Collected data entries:

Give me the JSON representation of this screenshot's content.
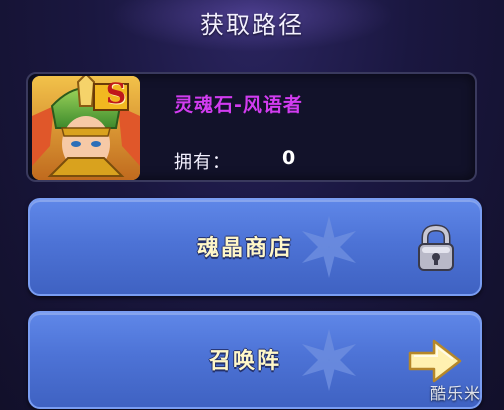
{
  "panel": {
    "title": "获取路径"
  },
  "item": {
    "name": "灵魂石-风语者",
    "owned_label": "拥有：",
    "owned_value": "0",
    "icon": "hero-portrait-icon",
    "badge": "S",
    "name_color": "#d23cf0"
  },
  "routes": [
    {
      "label": "魂晶商店",
      "icon": "lock-icon",
      "locked": true
    },
    {
      "label": "召唤阵",
      "icon": "arrow-right-icon",
      "locked": false
    }
  ],
  "watermark": "酷乐米",
  "colors": {
    "button_blue": "#4d73d6",
    "label_text": "#fff7c8",
    "background": "#1a1740"
  }
}
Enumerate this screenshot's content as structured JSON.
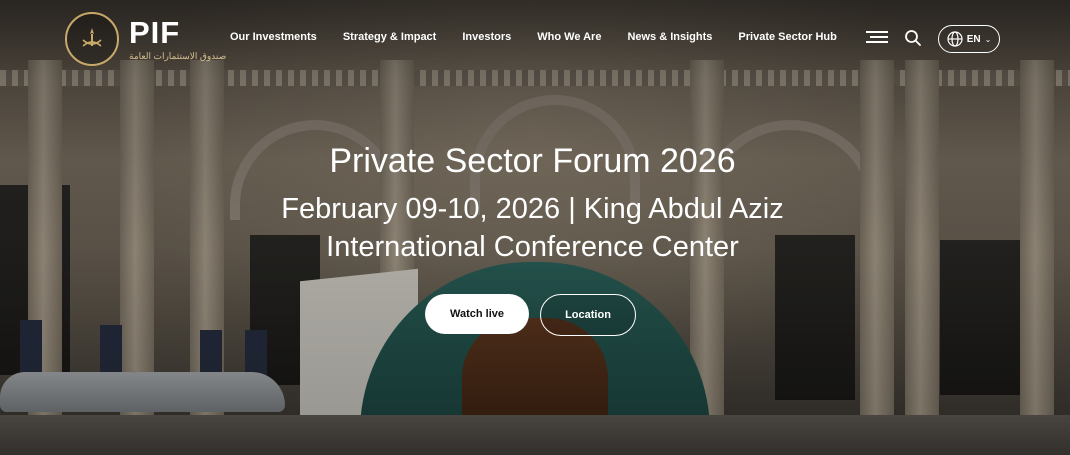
{
  "header": {
    "logo": {
      "name": "PIF",
      "arabic_subtitle": "صندوق الاستثمارات العامة"
    },
    "nav": [
      {
        "label": "Our Investments"
      },
      {
        "label": "Strategy & Impact"
      },
      {
        "label": "Investors"
      },
      {
        "label": "Who We Are"
      },
      {
        "label": "News & Insights"
      },
      {
        "label": "Private Sector Hub"
      }
    ],
    "menu_icon": "hamburger-icon",
    "search_icon": "search-icon",
    "language": {
      "label": "EN",
      "icon": "globe-icon"
    }
  },
  "hero": {
    "title": "Private Sector Forum 2026",
    "subtitle_line1": "February 09-10, 2026 | King Abdul Aziz",
    "subtitle_line2": "International Conference Center",
    "buttons": {
      "primary": "Watch live",
      "secondary": "Location"
    }
  },
  "colors": {
    "gold_accent": "#c8a96a",
    "primary_button_bg": "#ffffff",
    "primary_button_text": "#111111"
  }
}
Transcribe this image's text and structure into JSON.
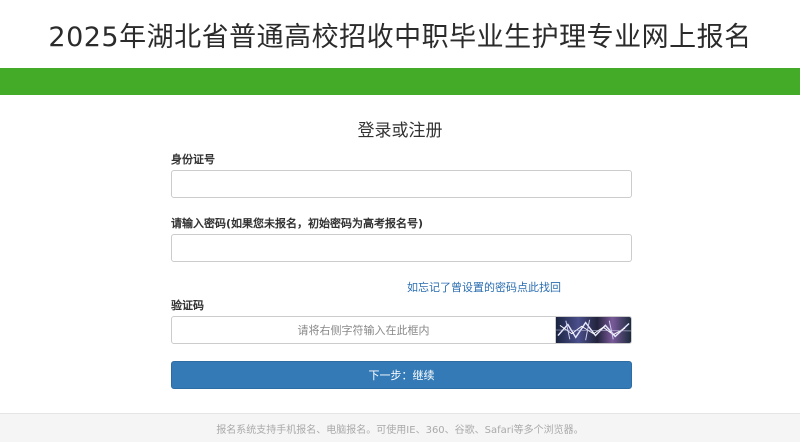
{
  "header": {
    "title": "2025年湖北省普通高校招收中职毕业生护理专业网上报名"
  },
  "theme": {
    "bar_color": "#44ab28",
    "button_color": "#337ab7",
    "link_color": "#2a6db0"
  },
  "form": {
    "title": "登录或注册",
    "id_label": "身份证号",
    "id_value": "",
    "password_label": "请输入密码(如果您未报名，初始密码为高考报名号)",
    "password_value": "",
    "forgot_link": "如忘记了曾设置的密码点此找回",
    "captcha_label": "验证码",
    "captcha_placeholder": "请将右侧字符输入在此框内",
    "next_button": "下一步：继续"
  },
  "footer": {
    "text": "报名系统支持手机报名、电脑报名。可使用IE、360、谷歌、Safari等多个浏览器。"
  }
}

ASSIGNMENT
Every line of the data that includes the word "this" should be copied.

RESULT OF THE EXERCISE
Give me the JSON representation of this screenshot's content.
Enumerate this screenshot's content as structured JSON.
Transcribe this image's text and structure into JSON.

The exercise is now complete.